In 2013, an employment tribunal dismissed the Israel lobby’s costly legal action against the University and College Union for “institutional anti-Semitism” as “devoid of any merit” and “an impermissible attempt to achieve a political end by litigious means.”
Janet Royall, who conducted an inquiry into the now-debunked claims of rampant anti-Semitism at Oxford University Labour Club bizarrely wrote in May of her “disappointment and frustration” that she had found “no institutional anti-Semitism” at the university.
While attacking the left, the fashionable claim of anti-Palestinian propagandists in recent years has been essentially that, if a Jewish person says something is anti-Semitism, therefore that thing is by definition anti-Semitism.
Chakrabarti in her report explains why such an approach is both seriously flawed and based on a “confusion” about Macpherson.
This confusion was best summed up elsewhere by the inquiry’s co-chair, Professor David Feldman, of the Pears Institute for the study of anti-Semitism, as highlighted by the excellent Free Speech on Israel blog. “It is sometimes suggested,” he wrote in a report to the House of Commons, “that when Jews perceive an utterance or action to be anti-Semitic that this is how it should be described.”
Feldman explained that “Macpherson intended to propose that such racist incidents require investigation. He did not mean to imply that such incidents are necessarily racist. However, Macpherson’s report has been misinterpreted and misapplied in precisely this way.”
Chakrabarti writes that Macpherson means an incident reported “should be recorded as ‘racist’ when perceived that way by the victim” but that this should “in no way determine” the outcome of the investigation. “Investigation and due process must of course then follow,” she writes, which may ultimately conclude there was no attack, or that such an attack had a motive other than racism. The same principle should apply in Labour, she concluded.
Corbyn has endorsed Chakrabarti’s recommendations, and there will now be a period of transition while they are implemented. Meanwhile, although the manufactured “crisis” has died down, it seems likely that the media and the right wing of the Labour Party will continue to attempt to revive it as a stick to beat Corbyn with.
- Labour Party
- Jeremy Corbyn
- Shami Chakrabarti
- House of Lords
- Home Affairs Select Committee
- Jewish Chronicle

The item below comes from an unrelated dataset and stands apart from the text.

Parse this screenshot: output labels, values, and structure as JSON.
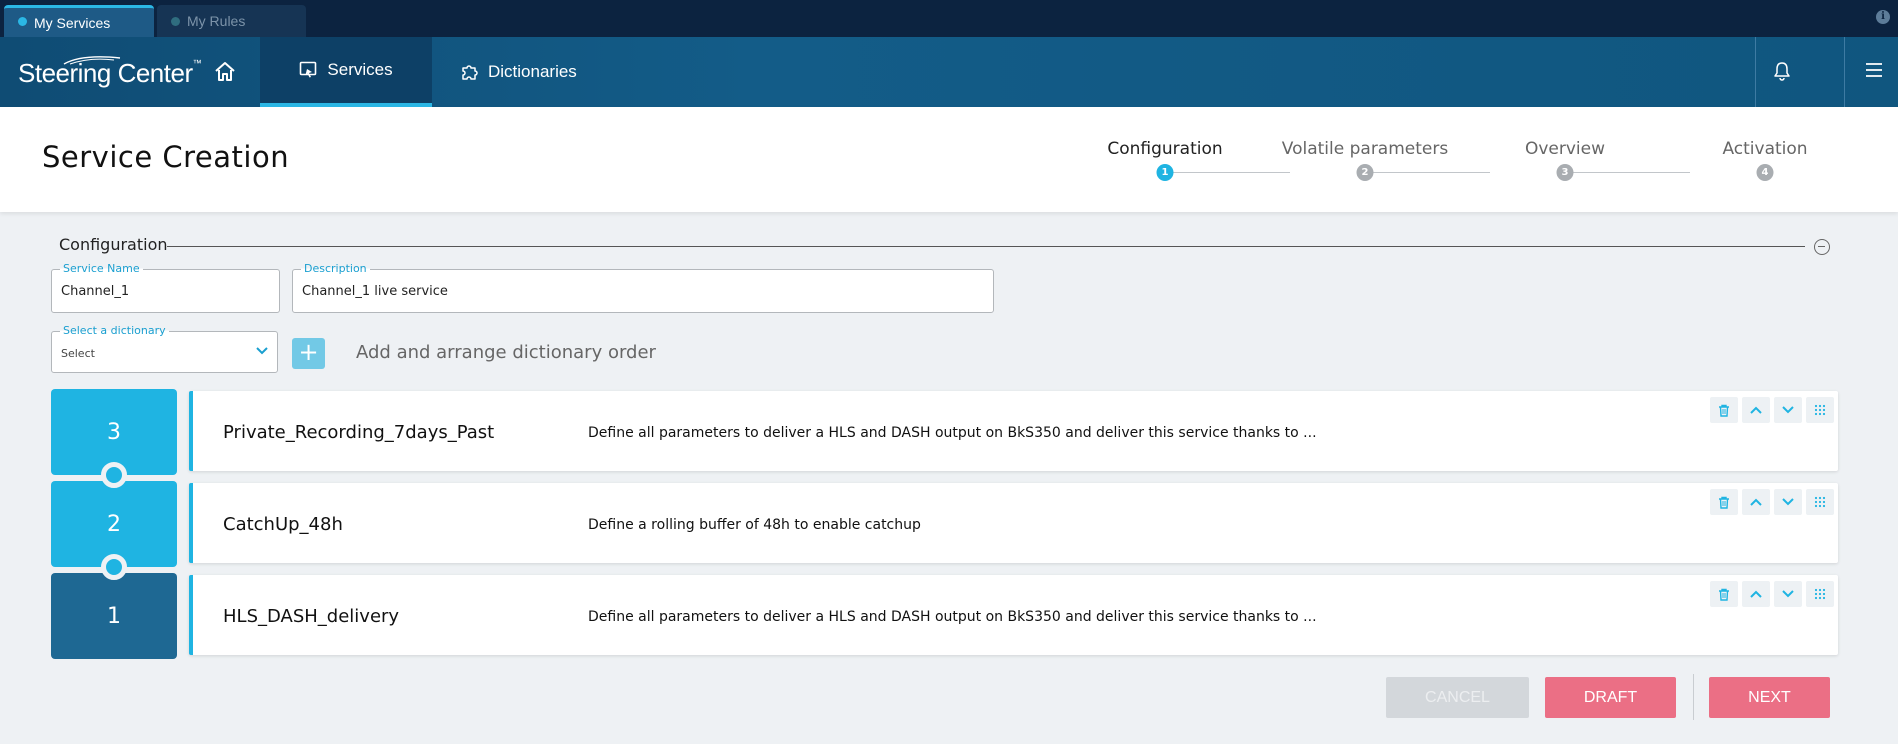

- The Guardian
- Jonathan Freedland
- Ruth Smeeth
- Palestine Solidarity Campaign
- Jackie Walker
- Jewish Labour Movement
- Jeremy Newmark
- Board of Deputies of British Jews
- Channel 4 News
- Labour National Executive Committee
- Labour National Constitutional Committee
- Iain McNicol
- Macpherson Report
- Stephen Lawrence
- Janet Royall
- Free Speech on Israel
- Labour witch hunt